One major factor putting a pregnant woman at risk for retained products of conception is placenta accreta. This is a condition in which the placenta is attached too deeply into the uterus, making it difficult to separate from the uterine wall after delivery. Normally, the placenta is attached only through the endometrium, the innermost layer of uterus. In placenta accreta, however, the placenta reaches through the endometrium and is up against the myometrium (the muscular layer of the uterus) or penetrates the myometrium. The condition is subcategorized based on how deep the penetration goes. During and following delivery of the baby, placenta accreta can cause severe bleeding, while also elevating the risk of uterine rupture. This is because, when the placenta does finally separate from the placenta, it can take parts of the myometrium with it. Risk factors for placenta accreta include a previous placenta accreta, previous cesarean delivery, uterine surgery, and multiple gestation. Typically, the condition is diagnosed through ultrasound and in such cases, doctors will plan for a cesarean birth. In cases of hemorrhage, the mother can be treated with medications to control bleeding, intravenous fluids, and, if needed, transfusion of blood products. In severe cases, doctors may need to perform a cesarean hysterectomy, meaning that the baby is delivered surgically, and the uterus is removed.
Even when a pregnant woman suffers no symptoms suggestive of retained products of conception, such products may remain within her uterus. The condition can present with vaginal bleeding that does not improve over time, pelvic or lower abnormal pain, vaginal discharges, and fever, if the condition causes infection. While your obstetrician may suspect retained products of conception, the diagnosis may be confirmed with ultrasound examination.
Management of retained products of conception usually consists of surgical removal of the retained products. This is done usually by way of what doctors call dilation and curettage. This means dilating the cervix, so that the doctor can pull out the products through the cervix, usually with a vacuum aspiration and curettage. Typically, this procedure will be performed under general anesthesia. Two potential complications of the procedure are endometritis (infection of the endometrium) and Asherman syndrome, in which adhesions (scar tissue) form in the uterus. Curettage of the endometrium also can damage the basal layer of the endometrium, causing adhesions when the damaged tissue heals. The adhesions can connect different parts of the uterus together that are not supposed to be connected.
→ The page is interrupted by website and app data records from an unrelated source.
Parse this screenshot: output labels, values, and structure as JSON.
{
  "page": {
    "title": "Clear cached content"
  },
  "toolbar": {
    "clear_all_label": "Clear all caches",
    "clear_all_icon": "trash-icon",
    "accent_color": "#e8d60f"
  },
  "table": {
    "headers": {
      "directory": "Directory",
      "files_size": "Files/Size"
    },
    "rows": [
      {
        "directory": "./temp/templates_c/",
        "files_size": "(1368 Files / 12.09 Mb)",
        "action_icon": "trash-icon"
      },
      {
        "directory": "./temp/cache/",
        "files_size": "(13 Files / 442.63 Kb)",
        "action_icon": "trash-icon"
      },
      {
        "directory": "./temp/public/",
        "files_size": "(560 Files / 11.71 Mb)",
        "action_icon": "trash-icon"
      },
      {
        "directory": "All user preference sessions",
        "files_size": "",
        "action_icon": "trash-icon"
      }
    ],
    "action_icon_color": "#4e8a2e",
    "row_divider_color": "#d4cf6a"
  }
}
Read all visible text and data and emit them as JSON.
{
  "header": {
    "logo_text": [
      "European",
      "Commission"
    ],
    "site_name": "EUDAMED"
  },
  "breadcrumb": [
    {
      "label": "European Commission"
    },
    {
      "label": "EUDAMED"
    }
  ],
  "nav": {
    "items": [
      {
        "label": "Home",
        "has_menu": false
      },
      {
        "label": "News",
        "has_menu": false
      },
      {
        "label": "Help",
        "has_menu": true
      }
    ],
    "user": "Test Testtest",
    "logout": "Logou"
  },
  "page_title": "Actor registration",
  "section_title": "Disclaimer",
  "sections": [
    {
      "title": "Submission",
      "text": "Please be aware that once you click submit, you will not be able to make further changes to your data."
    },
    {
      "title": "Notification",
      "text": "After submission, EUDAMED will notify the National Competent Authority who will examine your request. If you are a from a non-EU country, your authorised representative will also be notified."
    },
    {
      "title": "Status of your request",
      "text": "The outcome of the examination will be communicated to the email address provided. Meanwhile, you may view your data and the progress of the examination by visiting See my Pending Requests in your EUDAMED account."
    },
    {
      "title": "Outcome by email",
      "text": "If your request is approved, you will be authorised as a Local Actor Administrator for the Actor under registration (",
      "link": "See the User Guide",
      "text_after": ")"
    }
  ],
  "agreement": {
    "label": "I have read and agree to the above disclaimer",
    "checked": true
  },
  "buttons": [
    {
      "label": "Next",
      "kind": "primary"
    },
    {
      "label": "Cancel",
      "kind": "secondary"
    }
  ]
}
These parts can include walls of the uterus attaching together or the inner lining of the cervix, causing the cervix to close. This can lead to amenorrhea and infertility.